When the President signed into law a two year extension of the Bush Tax cuts, most Americans were focused on the income tax ramifications. However, the gift and estate tax changes are a huge departure from what the estate planning community expected. The options were believed to be a 45 percent or 55 percent estate tax rate, applying to assets exceeding $3.5 million or $1 million. But the law applicable for the next two years is vastly different from those expectations. Among the highlights are the following:
-- For 2011 and 2012, a $5 million exemption amount, meaning a single person can pass $5 million upon death without any federal estate tax. A married couple with proper planning can protect $10 million.
-- Just as significant, the amount a person can gift during lifetime is $5 million. This is a radical departure from the current $1 million gift amount. The significance is that 2011 is a year when substantial wealth can be transferred without incurring any gift tax. For the very wealthy, assets in excess of $5 million can be transferred with only a 35% gift tax. Also, with a $5 million gift exemption amount ($10 million for a married couple), advanced gifting techniques, such as transfers involving a gift and sale of assets to intentionally defective trusts, are even more useful.

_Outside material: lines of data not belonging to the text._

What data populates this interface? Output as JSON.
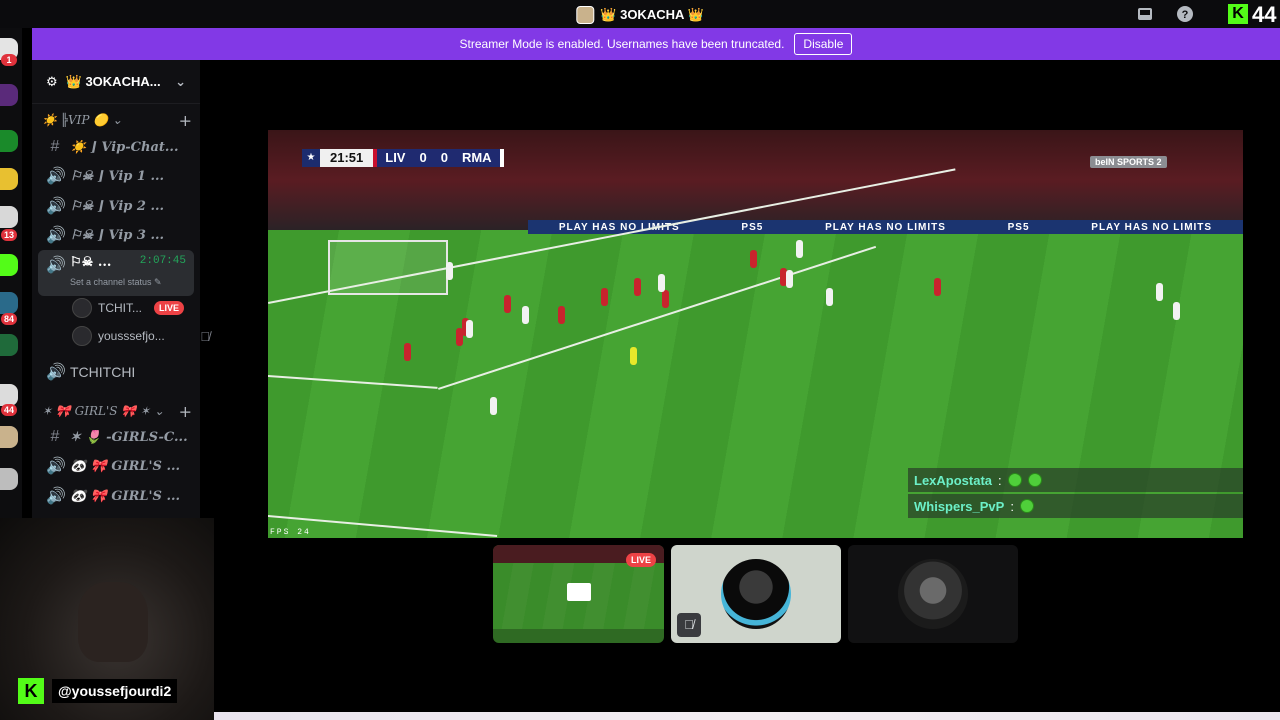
{
  "titlebar": {
    "server_name": "👑 3OKACHA 👑",
    "viewer_count": "44",
    "kick_logo": "K",
    "icons": [
      "inbox-icon",
      "help-icon"
    ]
  },
  "banner": {
    "message": "Streamer Mode is enabled. Usernames have been truncated.",
    "disable_label": "Disable"
  },
  "rail": {
    "badges": [
      "1",
      "13",
      "84",
      "44"
    ]
  },
  "sidebar": {
    "server_name": "👑 3OKACHA...",
    "categories": [
      {
        "label": "☀️ ╠VIP 🟡"
      },
      {
        "label": "✶ 🎀 GIRL'S 🎀 ✶"
      }
    ],
    "channels": [
      {
        "icon": "#",
        "label": "☀️ ⌋ Vip-Chat..."
      },
      {
        "icon": "🔊",
        "label": "⚐☠ ⌋ Vip 1 ..."
      },
      {
        "icon": "🔊",
        "label": "⚐☠ ⌋ Vip 2 ..."
      },
      {
        "icon": "🔊",
        "label": "⚐☠ ⌋ Vip 3 ..."
      },
      {
        "icon": "🔊",
        "label": "⚐☠ ...",
        "timer": "2:07:45",
        "status": "Set a channel status ✎"
      },
      {
        "icon": "🔊",
        "label": "TCHITCHI"
      },
      {
        "icon": "#",
        "label": "✶ 🌷 -GIRLS-C..."
      },
      {
        "icon": "🔊",
        "label": "🐼 🎀 GIRL'S ..."
      },
      {
        "icon": "🔊",
        "label": "🐼 🎀 GIRL'S ..."
      }
    ],
    "voice_users": [
      {
        "name": "TCHIT...",
        "badge": "LIVE"
      },
      {
        "name": "yousssefjo..."
      }
    ]
  },
  "stage": {
    "scorebug": {
      "clock": "21:51",
      "home": "LIV",
      "home_score": "0",
      "away_score": "0",
      "away": "RMA"
    },
    "broadcaster": "beIN SPORTS 2",
    "ad_text": [
      "PLAY HAS NO LIMITS",
      "PS5",
      "PLAY HAS NO LIMITS",
      "PS5",
      "PLAY HAS NO LIMITS"
    ],
    "fps_label": "FPS 24",
    "chat": [
      {
        "user": "LexApostata",
        "sep": ":"
      },
      {
        "user": "Whispers_PvP",
        "sep": ":"
      }
    ]
  },
  "tiles": [
    {
      "type": "stream",
      "badge": "LIVE"
    },
    {
      "type": "speaking"
    },
    {
      "type": "dark"
    }
  ],
  "webcam": {
    "handle": "@youssefjourdi2",
    "kick_logo": "K"
  },
  "colors": {
    "banner": "#8239e6",
    "kick_green": "#53fc18",
    "live_red": "#ed4245"
  }
}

-- The Generation Skipping Tax Exemption is also $5 million. Again, using advanced planning tools, there is an opportunity to provide significant estate tax savings for future generations.
-- The law also addressed the uncertainty pertaining to taxpayers who die in 2010. The decedent's estate may elect the $5 million exemption amount, or benefit from no estate tax but also no step-up in basis for assets exceeding $1.3 million (and an additional $3 million increase in basis to property that goes to the decedent's spouse). Generally, estates under $5 million will benefit from the $5 million exemption amount, and estates such as George Steinbrenner's will benefit from no estate tax.
Some planning decisions are immediately obvious and others will emerge as the new law is studied. Despite the abundance of good news, there is remaining uncertainty: the law only applies for two years. But two years provides ample time to take advantage of the planning opportunities.
Santa - I mean the President and Congress - was very generous this Holiday Season.